Richard_Finnigan (27th February 2009)
We're looking to do some simple/basic game making with our year 7 classes (and get that familiar with using simple programming) and just wanted to gather some input on this. Does anyone use either gamemaker (yoyo games) or scratch (or both?) and could say whether these are suitable for year 7 students?
Scratch does seem to be alot easier to get familar with and use, whereas with gamemaker, it appears to be a steeper learning curve and the interface doesn't come across as being as "user friendly" as scratch. What are the thoughts on this? Do some schools use gamemaker with their year 7 classes without any problem, or is it just a little bit too difficult for students of that age?
Richard_Finnigan (27th February 2009)
In our school we use:
- Duck Game
- Hot Potatoes
- Game Maker
All can be Googled for download links and information.
As far as I know, all of these are freeware (for educational use) and are used to teach basic animation, game making etc..
If you need to know more details I will ask our head of ICT and he can maybe make a more specific recommendation for Y7.
tech_guy (27th February 2009)
We use Scratch and find it very accessible for pupils. I tend to teach them the basics, and begin with an animated story, once they have mastered that I show them the useful stuff (collision detection, timers, variables etc) I then use the tutorials at learnscratch.org - Home to show them the basics of making a simple game. These tutorials have the scripts attached so for differentiation I get lower abilities to modify a game.
Our Year 7s love it!
The ICT department have just ditched game maker in favour of scratch. As to the reasons, I am not sure.
We have been looking to implement Gamemaker but have found out that it is not free to use on the network. The costs involved to allow 2 IT suites access at the same time is £300 pounds.
Excerpt from received e-mail:
Pricing is based on 10 seat license packs. UK pricing is under review as we work internally in Euros, but haven't adjusted for recent sterling devaluation. Current Price is £50 for 10 licenses.
So beware it is free only for an individual to use at home.
@skunk: maybe this is the reason ;-)
Gamemaker is excellent I use it with Year 8s and an afterschool club, its one of the few educational/child friendly applications that I know of that has a decent text book. "The Game Makers Handbook", its a welcome relief to be able to avoid the usual teacher's demos and to let the children figure it out from the book. Its good for them to learn how to deal with technical English.
Mediator by Matchware is another excellent drag and drop development tool.
I disagree with the educational reason d'etre for all of these drag and drop programming tools, as soon as you try to go beyond the basics the visual programming structures become overly complex and difficult to read, its far easier to do it in code and there is no substitute for teaching the children how to cope with code. As with any difficult learning objective the only place to begin is at the beginning so with Year 6 I use Excel and VBA to create simple puzzles and games and with Year 5 we do some Logo work.
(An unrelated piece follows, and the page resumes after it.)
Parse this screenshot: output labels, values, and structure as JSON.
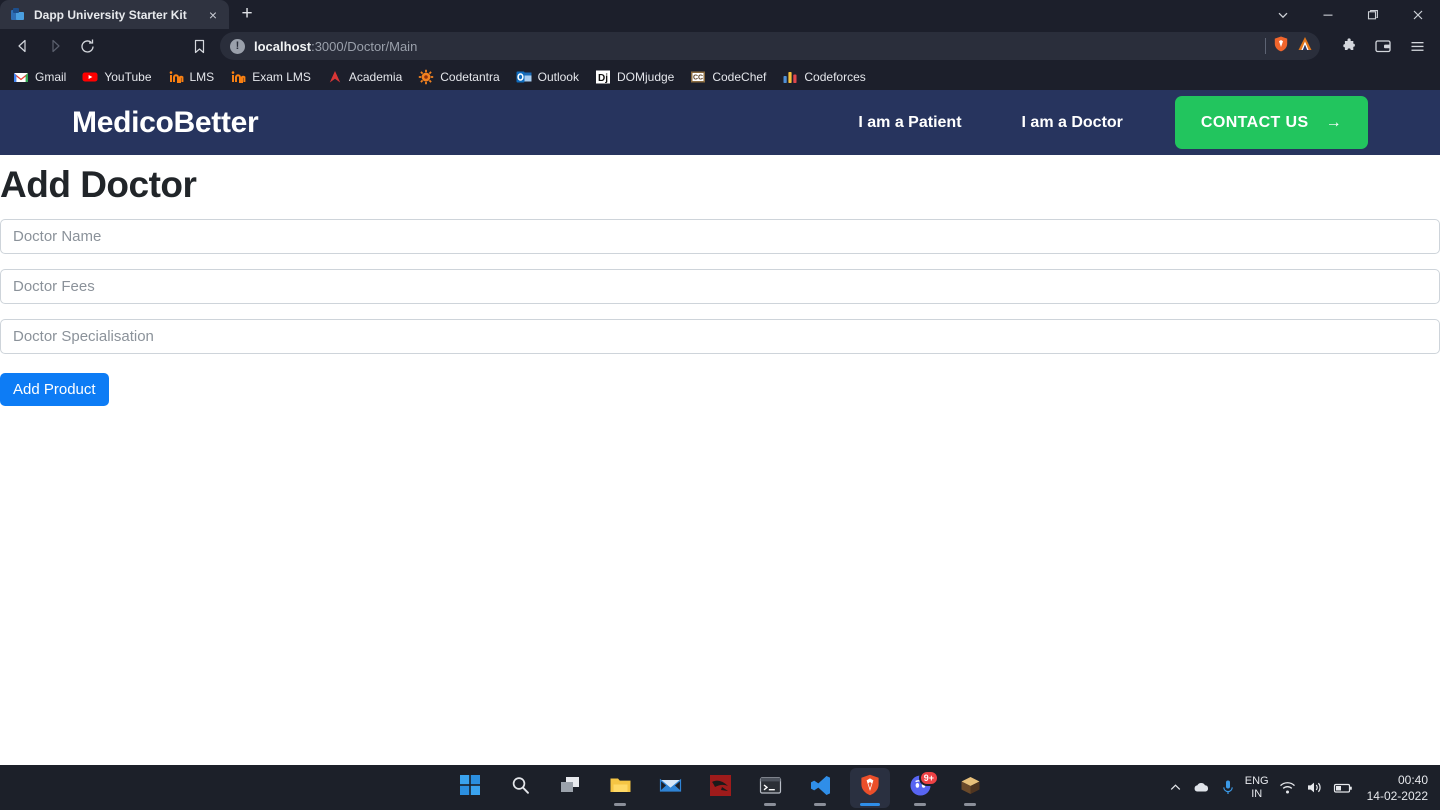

You obviously have clear views about the complexity of programming languages which should be taught in schools. I noticed you mentioned you do this with your year 8 classes - is this because you feel yr7 would find the complexities of gamemaker (compared tp say scratch) hard to grasp (maybe from experience or assumption)? Is it the whole of year 8 or just the upper classes?
We use Scratch it is very good. If you want to be a bit more adventurous why not take a look at Platinum Arts Sandbox - Open Source Free 3D Video Game Maker & Game Design Creation Software/Tool 3d gaming for free.
Hi DgSmith, I use gamemaker with all of Year 8 and not Year 7 just because of the scheme of work that I have in place rather than any actual decision about its level of dfficulty.
There are currently 1 users browsing this thread. (0 members and 1 guests)